“In 2014 we started to rip all our lands to a depth of 400mm,” says Dirks.
“It had a positive impact on our grain production and we were able to harvest nearly 3t/ha. Looking back to 2015’s harvest, when the Swartland was severely shaken by the drought, I could see that it really worked. Whereas some farmers didn’t harvest anything, we were able to realise a harvest of 500kg/ha.”
Before planting, they spray a broad-spectrum herbicide, such as Sakura or Boxer Gold, to control weeds.
Pre-planting weed control is followed by a post-emergence herbicide. Their biological solutions programme is compiled in conjunction with Intelligro. About three weeks after emergence, they also apply a nitrogen top dressing.
“We also spray preventatively for fungal diseases and lice at flag leaf emergence,” explains Dirks.
Haymaking operations take place between September and October.
“Genadeshoop owns some equipment, including a harvester, tractor and planter, but 40% of our equipment is hired.”
The drought of the past three years was a major challenge for Dirks and his team.
“In 2013, when we started with wheat, we harvested about 1,8t/ ha, but as it became drier, the yield diminished,” he says.
This year’s wheat crop, however, was considerably more successful; they managed to harvest 2,2t/ha.
Despite this, Dirks believes the drought has had a profound effect on the industry and their farming business.
“After the drought we’re still struggling. Everyone works together to make ends meet.
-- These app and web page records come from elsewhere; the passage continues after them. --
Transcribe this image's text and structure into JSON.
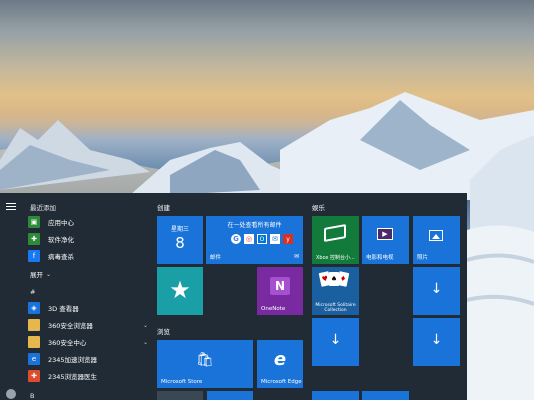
{
  "start_menu": {
    "recent_header": "最近添加",
    "recent_apps": [
      {
        "label": "应用中心",
        "icon": "app-center-icon",
        "color": "#2d8a3a"
      },
      {
        "label": "软件净化",
        "icon": "software-cleanup-icon",
        "color": "#2d8a3a"
      },
      {
        "label": "病毒查杀",
        "icon": "virus-scan-icon",
        "color": "#1877f2"
      }
    ],
    "expand_label": "展开",
    "hash_header": "#",
    "hash_apps": [
      {
        "label": "3D 查看器",
        "icon": "cube-3d-icon",
        "color": "#1a73d9",
        "chevron": false
      },
      {
        "label": "360安全浏览器",
        "icon": "folder-icon",
        "color": "#e6b84b",
        "chevron": true
      },
      {
        "label": "360安全中心",
        "icon": "folder-icon",
        "color": "#e6b84b",
        "chevron": true
      },
      {
        "label": "2345加速浏览器",
        "icon": "browser-2345-icon",
        "color": "#1a73d9",
        "chevron": false
      },
      {
        "label": "2345浏览器医生",
        "icon": "browser-doctor-icon",
        "color": "#e04b2b",
        "chevron": false
      }
    ],
    "b_header": "B",
    "groups": {
      "create": "创建",
      "play": "娱乐",
      "browse": "浏览"
    },
    "tiles": {
      "calendar_weekday": "星期三",
      "calendar_day": "8",
      "mail_header": "在一处查看所有邮件",
      "mail_label": "邮件",
      "onenote_label": "OneNote",
      "store_label": "Microsoft Store",
      "edge_label": "Microsoft Edge",
      "xbox_label": "Xbox 控制台小...",
      "movies_label": "电影和电视",
      "photos_label": "照片",
      "solitaire_label": "Microsoft Solitaire Collection"
    },
    "colors": {
      "panel": "#202b36",
      "tile_blue": "#1a73d9",
      "featured_teal": "#1a9fa6",
      "onenote_purple": "#7a2aa0",
      "xbox_green": "#127b3c"
    }
  }
}
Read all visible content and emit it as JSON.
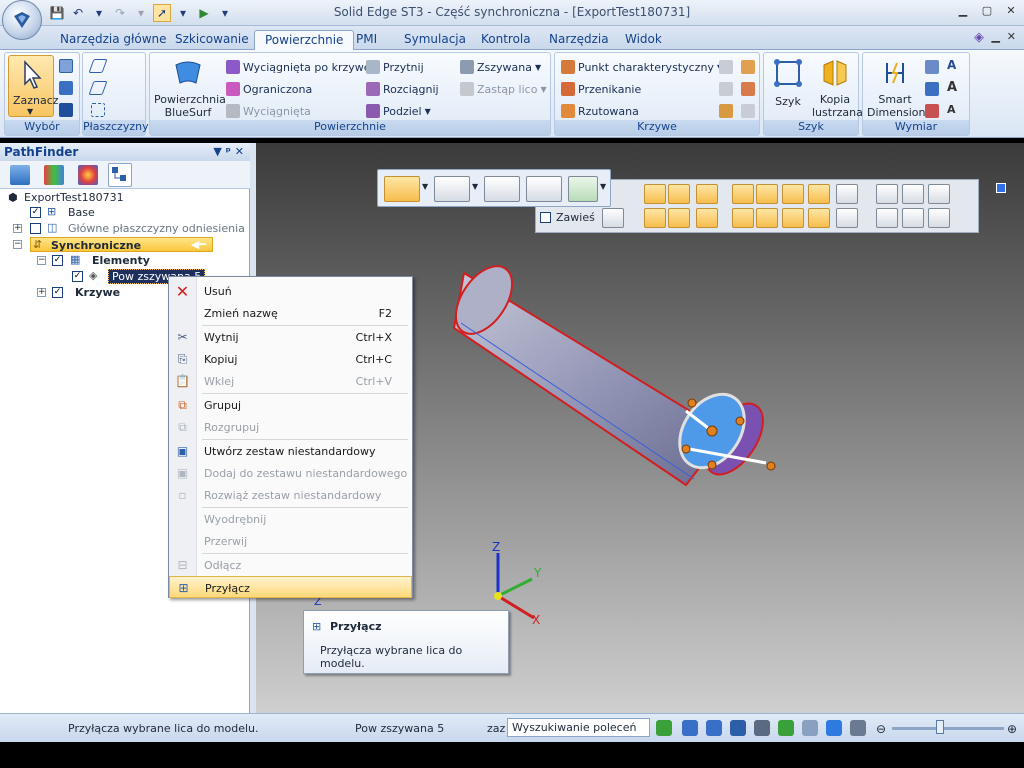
{
  "window": {
    "title": "Solid Edge ST3 - Część synchroniczna - [ExportTest180731]"
  },
  "tabs": [
    "Narzędzia główne",
    "Szkicowanie",
    "Powierzchnie",
    "PMI",
    "Symulacja",
    "Kontrola",
    "Narzędzia",
    "Widok"
  ],
  "active_tab": "Powierzchnie",
  "ribbon": {
    "wybor": {
      "label": "Wybór",
      "select": "Zaznacz"
    },
    "plaszczyzny": {
      "label": "Płaszczyzny"
    },
    "powierzchnie": {
      "label": "Powierzchnie",
      "bluesurf": "Powierzchnia BlueSurf",
      "wyciagnieta_po_krzywej": "Wyciągnięta po krzywej",
      "ograniczona": "Ograniczona",
      "wyciagnieta": "Wyciągnięta",
      "przytnij": "Przytnij",
      "rozciagnij": "Rozciągnij",
      "podziel": "Podziel",
      "zszywana": "Zszywana",
      "zastap_lico": "Zastąp lico"
    },
    "krzywe": {
      "label": "Krzywe",
      "punkt": "Punkt charakterystyczny",
      "przenikanie": "Przenikanie",
      "rzutowana": "Rzutowana"
    },
    "szyk": {
      "label": "Szyk",
      "szyk": "Szyk",
      "kopia_lustrzana": "Kopia lustrzana"
    },
    "wymiar": {
      "label": "Wymiar",
      "smart": "Smart Dimension"
    }
  },
  "pathfinder": {
    "title": "PathFinder",
    "controls": "▼ ᵖ ✕",
    "root": "ExportTest180731",
    "base": "Base",
    "planes": "Główne płaszczyzny odniesienia",
    "sync": "Synchroniczne",
    "elementy": "Elementy",
    "pow": "Pow zszywana 5",
    "krzywe": "Krzywe"
  },
  "context_menu": {
    "items": [
      {
        "label": "Usuń",
        "shortcut": ""
      },
      {
        "label": "Zmień nazwę",
        "shortcut": "F2"
      },
      {
        "label": "Wytnij",
        "shortcut": "Ctrl+X"
      },
      {
        "label": "Kopiuj",
        "shortcut": "Ctrl+C"
      },
      {
        "label": "Wklej",
        "shortcut": "Ctrl+V"
      },
      {
        "label": "Grupuj",
        "shortcut": ""
      },
      {
        "label": "Rozgrupuj",
        "shortcut": ""
      },
      {
        "label": "Utwórz zestaw niestandardowy",
        "shortcut": ""
      },
      {
        "label": "Dodaj do zestawu niestandardowego",
        "shortcut": ""
      },
      {
        "label": "Rozwiąż zestaw niestandardowy",
        "shortcut": ""
      },
      {
        "label": "Wyodrębnij",
        "shortcut": ""
      },
      {
        "label": "Przerwij",
        "shortcut": ""
      },
      {
        "label": "Odłącz",
        "shortcut": ""
      },
      {
        "label": "Przyłącz",
        "shortcut": ""
      }
    ]
  },
  "tooltip": {
    "title": "Przyłącz",
    "text": "Przyłącza wybrane lica do modelu."
  },
  "viewport": {
    "zawies": "Zawieś",
    "axis_x": "X",
    "axis_y": "Y",
    "axis_z": "Z",
    "axis_z2": "Z"
  },
  "status": {
    "message": "Przyłącza wybrane lica do modelu.",
    "selection": "Pow zszywana 5",
    "zaz": "zaz",
    "search": "Wyszukiwanie poleceń"
  }
}
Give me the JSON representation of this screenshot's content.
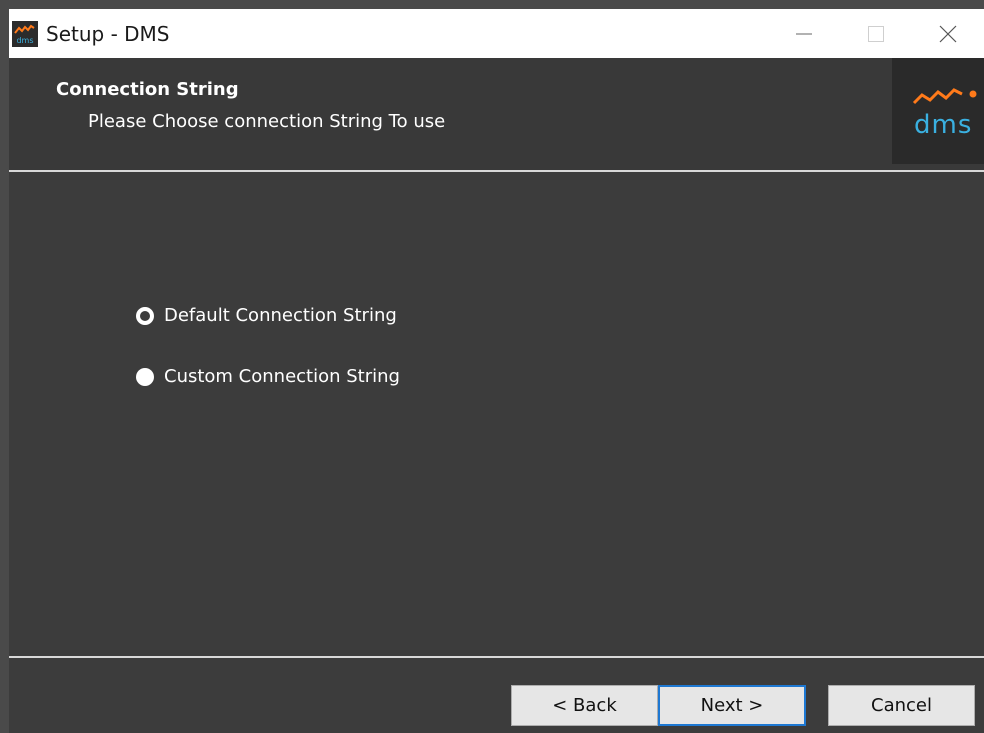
{
  "window": {
    "title": "Setup - DMS",
    "controls": [
      "minimize-icon",
      "maximize-icon",
      "close-icon"
    ]
  },
  "app_icon": {
    "text": "dms",
    "colors": [
      "#ff7a1a",
      "#3ab0e0"
    ]
  },
  "header": {
    "title": "Connection String",
    "subtitle": "Please Choose connection String To use",
    "logo_text": "dms"
  },
  "options": [
    {
      "label": "Default Connection String",
      "selected": true
    },
    {
      "label": "Custom Connection String",
      "selected": false
    }
  ],
  "buttons": {
    "back": "< Back",
    "next": "Next >",
    "cancel": "Cancel"
  },
  "colors": {
    "background": "#3c3c3c",
    "accent": "#1e78d2",
    "logo_orange": "#ff7a1a",
    "logo_blue": "#3ab0e0"
  }
}
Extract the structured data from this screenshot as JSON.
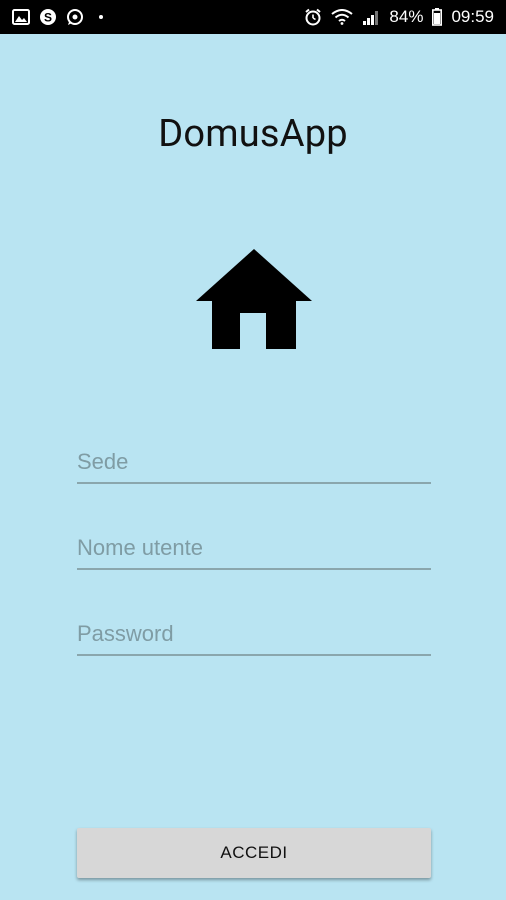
{
  "status_bar": {
    "left_icons": [
      "gallery-icon",
      "skype-icon",
      "whatsapp-icon",
      "notification-dot-icon"
    ],
    "right_icons": [
      "alarm-icon",
      "wifi-icon",
      "signal-icon",
      "battery-icon"
    ],
    "battery": "84%",
    "time": "09:59"
  },
  "app": {
    "title": "DomusApp",
    "logo_icon": "home-icon"
  },
  "form": {
    "sede_placeholder": "Sede",
    "username_placeholder": "Nome utente",
    "password_placeholder": "Password",
    "submit_label": "ACCEDI"
  },
  "colors": {
    "background": "#b9e4f2",
    "status_bar": "#000000",
    "button": "#d7d7d7",
    "underline": "#8aa6ad"
  }
}
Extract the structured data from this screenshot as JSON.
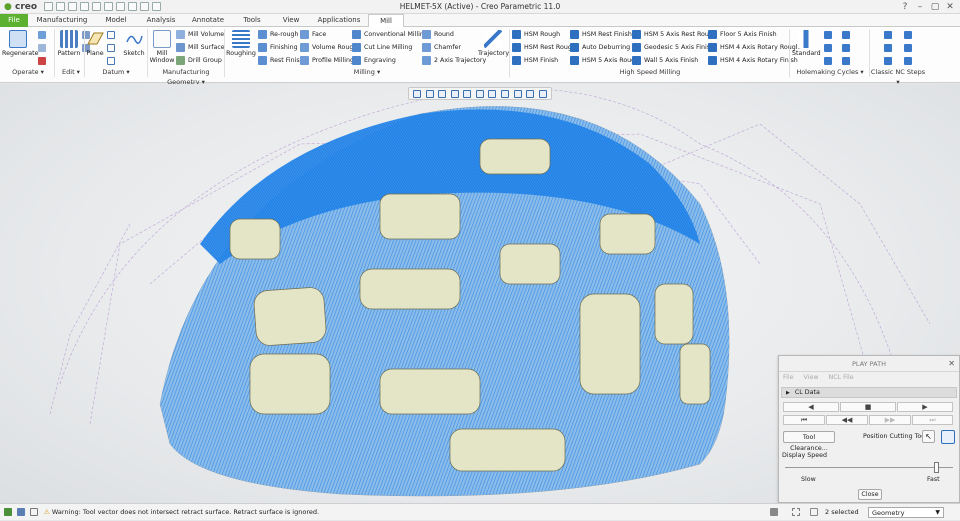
{
  "app": {
    "logo": "creo",
    "window_title": "HELMET-5X (Active) - Creo Parametric 11.0",
    "win_controls": [
      "?",
      "–",
      "▢",
      "✕"
    ]
  },
  "tabs": [
    {
      "label": "File"
    },
    {
      "label": "Manufacturing"
    },
    {
      "label": "Model"
    },
    {
      "label": "Analysis"
    },
    {
      "label": "Annotate"
    },
    {
      "label": "Tools"
    },
    {
      "label": "View"
    },
    {
      "label": "Applications"
    },
    {
      "label": "Mill"
    }
  ],
  "ribbon": {
    "operate": {
      "regenerate": "Regenerate",
      "group": "Operate ▾"
    },
    "edit": {
      "pattern": "Pattern",
      "group": "Edit ▾"
    },
    "datum": {
      "plane": "Plane",
      "sketch": "Sketch",
      "group": "Datum ▾"
    },
    "mfg_geometry": {
      "mill_window": "Mill Window",
      "mill_volume": "Mill Volume",
      "mill_surface": "Mill Surface",
      "drill_group": "Drill Group",
      "group": "Manufacturing Geometry ▾"
    },
    "milling": {
      "roughing": "Roughing",
      "col1": [
        "Re-rough",
        "Finishing",
        "Rest Finish"
      ],
      "col2": [
        "Face",
        "Volume Rough",
        "Profile Milling"
      ],
      "col3": [
        "Conventional Milling",
        "Cut Line Milling",
        "Engraving"
      ],
      "col4": [
        "Round",
        "Chamfer",
        "2 Axis Trajectory"
      ],
      "trajectory": "Trajectory",
      "group": "Milling ▾"
    },
    "hsm": {
      "col1": [
        "HSM Rough",
        "HSM Rest Rough",
        "HSM Finish"
      ],
      "col2": [
        "HSM Rest Finish",
        "Auto Deburring",
        "HSM 5 Axis Rough"
      ],
      "col3": [
        "HSM 5 Axis Rest Rough",
        "Geodesic 5 Axis Finish",
        "Wall 5 Axis Finish"
      ],
      "col4": [
        "Floor 5 Axis Finish",
        "HSM 4 Axis Rotary Rough",
        "HSM 4 Axis Rotary Finish"
      ],
      "group": "High Speed Milling"
    },
    "holemaking": {
      "standard": "Standard",
      "group": "Holemaking Cycles ▾"
    },
    "classic": {
      "group": "Classic NC Steps ▾"
    }
  },
  "play_path": {
    "title": "PLAY PATH",
    "close_glyph": "✕",
    "menu": [
      "File",
      "View",
      "NCL File"
    ],
    "cl_data": "CL Data",
    "cl_arrow": "▶",
    "transport_row1": [
      "◀",
      "■",
      "▶"
    ],
    "transport_row2": [
      "⏮",
      "◀◀",
      "▶▶",
      "⏭"
    ],
    "tool_clearance": "Tool Clearance...",
    "position_cutting_tool": "Position Cutting Tool",
    "display_speed": "Display Speed",
    "slow": "Slow",
    "fast": "Fast",
    "speed_level": 0.9,
    "close": "Close"
  },
  "status": {
    "message": "Warning: Tool vector does not intersect retract surface. Retract surface is ignored.",
    "selected": "2 selected",
    "filter": "Geometry"
  },
  "colors": {
    "file_tab": "#5cb130",
    "toolpath": "#1e7fe6",
    "part": "#e4e4c6",
    "accent_blue": "#2f6fbf"
  }
}
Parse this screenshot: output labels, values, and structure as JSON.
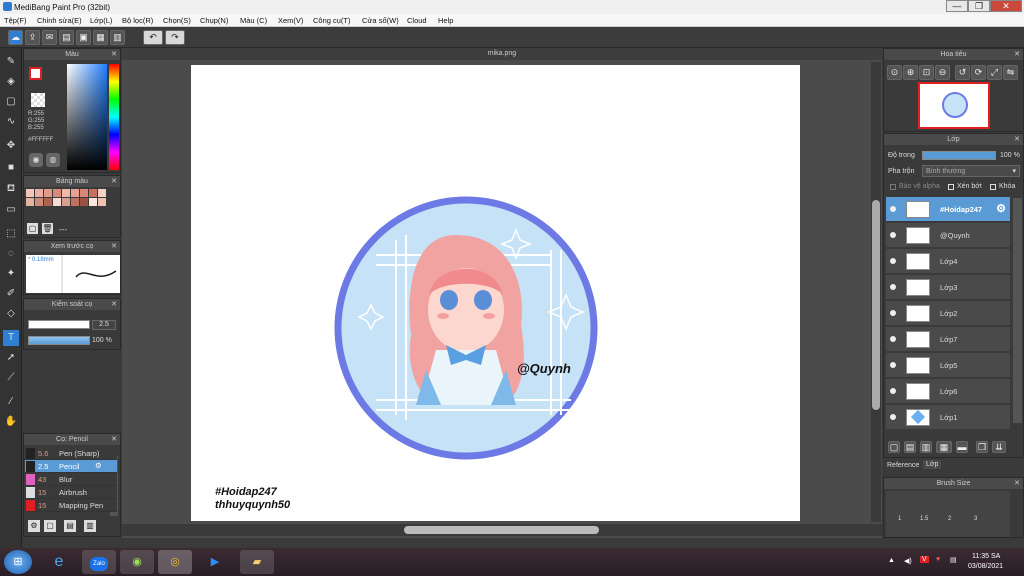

Luckily, we have an excellent support network that helps us during tough times.”
This comprises Richter and his family, Grain SA, the Western Cape Department of Agriculture, the Land Bank, Kaap Agri and various commercial farmers from the area.
Dirks says that another challenge is access to funding.
“The banks have disappeared after the drought. It’s as if they are scared to issue loans.”
He adds that the only assistance they received in 2018 was from the Grain Farmer Development Association, which gave them a grant to enable them to plant wheat again. However, Dirks emphasises that their success came not from waiting for or relying on grants.
“We make a plan with what we have. If we do get a grant, it’s a bonus and we use it to boost the existing capital,” he says.
Getting collateral is another issue they are struggling with, making it difficult to access land to expand their farming operations.
According to Dirks, land is limited, and if any enters the market, it is either too expensive or is snatched up very quickly.
“Because land is so limited, you have to be quick, but with the hassle of securing funds and collateral, the land you’ve earmarked to buy has long been sold by the time you have the funds.”
He adds that if there is affordable land on the market, it’s usually marginal.
“That’s what happened to us when we bought the farm in the Sandveld. About 450ha of the farm is just sandy soil. However, we started farming rooibos, as it grows well in sandy soil.”
Advice to farmers
According to Dirks, good record-keeping, disciplined budget adherence and a reasonable business plan are key to being successful.
“Also, work closely with advisers. These people have the knowledge and are there to help you. Furthermore, don’t disregard the help of your fellow farmers and colleagues,” he advises.
Email Whernit Dirks at [email protected].